Dataset rows describing interfaces:
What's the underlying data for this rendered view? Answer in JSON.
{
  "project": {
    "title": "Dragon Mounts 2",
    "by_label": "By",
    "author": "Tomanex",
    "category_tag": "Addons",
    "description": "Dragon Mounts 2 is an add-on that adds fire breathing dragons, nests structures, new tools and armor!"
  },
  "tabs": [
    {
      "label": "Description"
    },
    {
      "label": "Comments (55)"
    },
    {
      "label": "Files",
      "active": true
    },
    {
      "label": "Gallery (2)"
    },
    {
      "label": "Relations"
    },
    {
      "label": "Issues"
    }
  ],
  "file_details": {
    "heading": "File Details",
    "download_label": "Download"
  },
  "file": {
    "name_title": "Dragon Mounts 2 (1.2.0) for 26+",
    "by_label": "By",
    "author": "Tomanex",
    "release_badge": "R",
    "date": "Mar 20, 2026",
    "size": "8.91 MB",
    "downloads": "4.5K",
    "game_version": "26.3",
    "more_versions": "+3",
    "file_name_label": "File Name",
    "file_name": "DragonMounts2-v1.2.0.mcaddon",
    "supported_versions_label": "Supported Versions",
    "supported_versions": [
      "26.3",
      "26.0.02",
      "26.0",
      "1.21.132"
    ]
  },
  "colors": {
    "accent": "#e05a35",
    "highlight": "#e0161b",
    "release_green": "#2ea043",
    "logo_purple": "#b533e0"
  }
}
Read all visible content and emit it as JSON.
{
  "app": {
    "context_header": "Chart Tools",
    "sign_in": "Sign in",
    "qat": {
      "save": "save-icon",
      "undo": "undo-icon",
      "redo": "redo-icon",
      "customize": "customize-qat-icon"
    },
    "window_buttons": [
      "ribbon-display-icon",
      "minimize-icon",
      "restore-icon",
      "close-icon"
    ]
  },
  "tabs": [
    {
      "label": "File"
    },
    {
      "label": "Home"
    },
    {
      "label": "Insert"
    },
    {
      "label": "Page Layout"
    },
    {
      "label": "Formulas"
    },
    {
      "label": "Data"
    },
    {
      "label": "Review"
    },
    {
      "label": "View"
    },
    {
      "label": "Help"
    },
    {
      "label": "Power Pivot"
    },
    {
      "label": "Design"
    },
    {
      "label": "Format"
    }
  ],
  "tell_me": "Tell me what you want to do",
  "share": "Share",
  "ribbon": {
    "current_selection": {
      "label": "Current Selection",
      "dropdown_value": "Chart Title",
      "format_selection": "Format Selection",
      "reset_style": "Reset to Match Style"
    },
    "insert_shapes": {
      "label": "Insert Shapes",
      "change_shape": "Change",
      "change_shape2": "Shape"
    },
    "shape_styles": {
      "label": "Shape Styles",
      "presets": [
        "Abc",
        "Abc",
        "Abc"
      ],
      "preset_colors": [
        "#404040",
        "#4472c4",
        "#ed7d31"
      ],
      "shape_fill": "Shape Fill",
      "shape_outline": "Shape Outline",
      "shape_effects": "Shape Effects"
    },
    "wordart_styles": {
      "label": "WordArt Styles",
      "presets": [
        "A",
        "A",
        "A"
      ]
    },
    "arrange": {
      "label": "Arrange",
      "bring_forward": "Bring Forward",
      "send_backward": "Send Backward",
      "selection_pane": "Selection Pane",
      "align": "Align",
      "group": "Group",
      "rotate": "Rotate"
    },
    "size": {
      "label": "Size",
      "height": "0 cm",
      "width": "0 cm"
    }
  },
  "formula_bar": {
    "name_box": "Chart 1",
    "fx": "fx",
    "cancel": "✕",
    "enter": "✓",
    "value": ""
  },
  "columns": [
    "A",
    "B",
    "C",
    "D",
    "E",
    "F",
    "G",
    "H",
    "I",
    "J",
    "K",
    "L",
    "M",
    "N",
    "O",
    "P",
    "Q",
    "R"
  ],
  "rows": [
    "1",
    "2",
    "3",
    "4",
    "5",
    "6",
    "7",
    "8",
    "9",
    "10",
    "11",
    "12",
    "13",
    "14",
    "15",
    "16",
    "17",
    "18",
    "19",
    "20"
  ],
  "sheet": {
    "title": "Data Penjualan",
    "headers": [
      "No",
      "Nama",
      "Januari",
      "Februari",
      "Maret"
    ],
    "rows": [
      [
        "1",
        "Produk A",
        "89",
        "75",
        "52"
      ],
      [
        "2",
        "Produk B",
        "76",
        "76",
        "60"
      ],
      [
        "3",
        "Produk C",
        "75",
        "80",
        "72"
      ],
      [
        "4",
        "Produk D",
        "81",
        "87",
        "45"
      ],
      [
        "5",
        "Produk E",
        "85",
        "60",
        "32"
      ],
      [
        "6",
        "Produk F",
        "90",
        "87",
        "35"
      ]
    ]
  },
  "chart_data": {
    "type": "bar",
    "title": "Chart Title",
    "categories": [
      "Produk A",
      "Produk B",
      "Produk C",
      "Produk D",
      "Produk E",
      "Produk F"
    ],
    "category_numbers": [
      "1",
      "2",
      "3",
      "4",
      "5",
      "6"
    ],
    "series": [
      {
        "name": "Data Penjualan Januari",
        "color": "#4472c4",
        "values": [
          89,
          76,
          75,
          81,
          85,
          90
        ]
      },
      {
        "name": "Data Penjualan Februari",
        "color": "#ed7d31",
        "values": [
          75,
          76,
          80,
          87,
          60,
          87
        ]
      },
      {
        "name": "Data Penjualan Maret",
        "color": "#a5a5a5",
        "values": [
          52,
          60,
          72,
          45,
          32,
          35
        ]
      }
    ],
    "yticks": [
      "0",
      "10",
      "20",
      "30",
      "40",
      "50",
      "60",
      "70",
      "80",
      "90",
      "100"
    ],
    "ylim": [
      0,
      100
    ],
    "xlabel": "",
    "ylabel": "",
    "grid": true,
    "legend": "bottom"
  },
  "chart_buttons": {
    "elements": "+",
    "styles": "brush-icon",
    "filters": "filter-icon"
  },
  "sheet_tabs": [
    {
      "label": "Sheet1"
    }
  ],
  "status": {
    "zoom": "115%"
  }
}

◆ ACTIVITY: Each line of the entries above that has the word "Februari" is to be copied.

◆ ANSWER BELOW:
      "Februari",
        "name": "Data Penjualan Februari",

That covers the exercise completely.